┌──

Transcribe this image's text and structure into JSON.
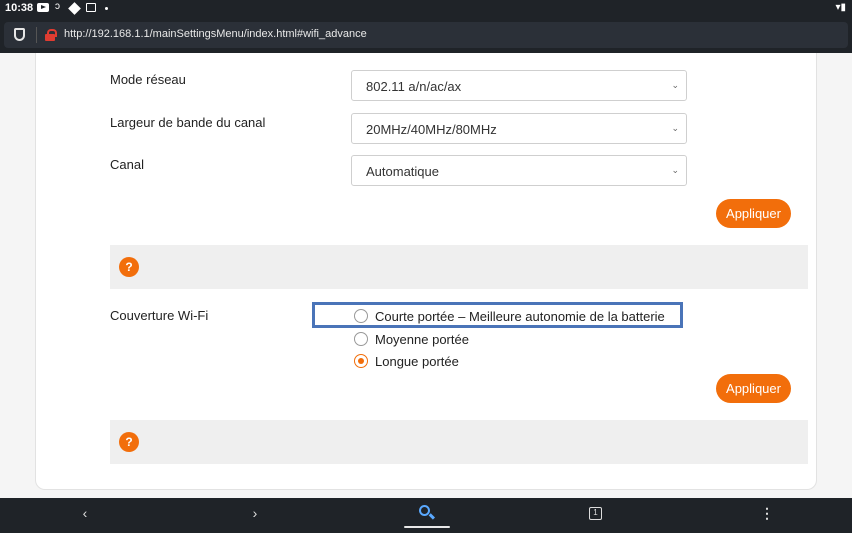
{
  "status_bar": {
    "time": "10:38",
    "icons": [
      "youtube-icon",
      "chat-icon",
      "tag-icon",
      "image-icon",
      "dot-icon"
    ],
    "right_icons": [
      "signal-icon",
      "wifi-icon",
      "battery-icon"
    ]
  },
  "browser": {
    "url": "http://192.168.1.1/mainSettingsMenu/index.html#wifi_advance"
  },
  "form": {
    "mode_label": "Mode réseau",
    "mode_value": "802.11 a/n/ac/ax",
    "bandwidth_label": "Largeur de bande du canal",
    "bandwidth_value": "20MHz/40MHz/80MHz",
    "channel_label": "Canal",
    "channel_value": "Automatique",
    "apply_label": "Appliquer"
  },
  "help": {
    "icon_text": "?"
  },
  "coverage": {
    "label": "Couverture Wi-Fi",
    "options": [
      {
        "label": "Courte portée – Meilleure autonomie de la batterie",
        "checked": false
      },
      {
        "label": "Moyenne portée",
        "checked": false
      },
      {
        "label": "Longue portée",
        "checked": true
      }
    ],
    "apply_label": "Appliquer"
  },
  "navbar": {
    "back": "‹",
    "forward": "›",
    "tabs_count": "1",
    "menu": "⋮"
  },
  "colors": {
    "accent": "#f26e0b",
    "highlight_border": "#4a74b8",
    "chrome_bg": "#1f2328"
  }
}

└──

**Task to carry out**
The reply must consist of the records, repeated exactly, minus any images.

**Solved problem**
Transcribe this image's text and structure into JSON.
{
  "status_bar": {
    "time": "10:38",
    "icons": [
      "youtube-icon",
      "chat-icon",
      "tag-icon",
      "image-icon",
      "dot-icon"
    ],
    "right_icons": [
      "signal-icon",
      "wifi-icon",
      "battery-icon"
    ]
  },
  "browser": {
    "url": "http://192.168.1.1/mainSettingsMenu/index.html#wifi_advance"
  },
  "form": {
    "mode_label": "Mode réseau",
    "mode_value": "802.11 a/n/ac/ax",
    "bandwidth_label": "Largeur de bande du canal",
    "bandwidth_value": "20MHz/40MHz/80MHz",
    "channel_label": "Canal",
    "channel_value": "Automatique",
    "apply_label": "Appliquer"
  },
  "help": {
    "icon_text": "?"
  },
  "coverage": {
    "label": "Couverture Wi-Fi",
    "options": [
      {
        "label": "Courte portée – Meilleure autonomie de la batterie",
        "checked": false
      },
      {
        "label": "Moyenne portée",
        "checked": false
      },
      {
        "label": "Longue portée",
        "checked": true
      }
    ],
    "apply_label": "Appliquer"
  },
  "navbar": {
    "back": "‹",
    "forward": "›",
    "tabs_count": "1",
    "menu": "⋮"
  },
  "colors": {
    "accent": "#f26e0b",
    "highlight_border": "#4a74b8",
    "chrome_bg": "#1f2328"
  }
}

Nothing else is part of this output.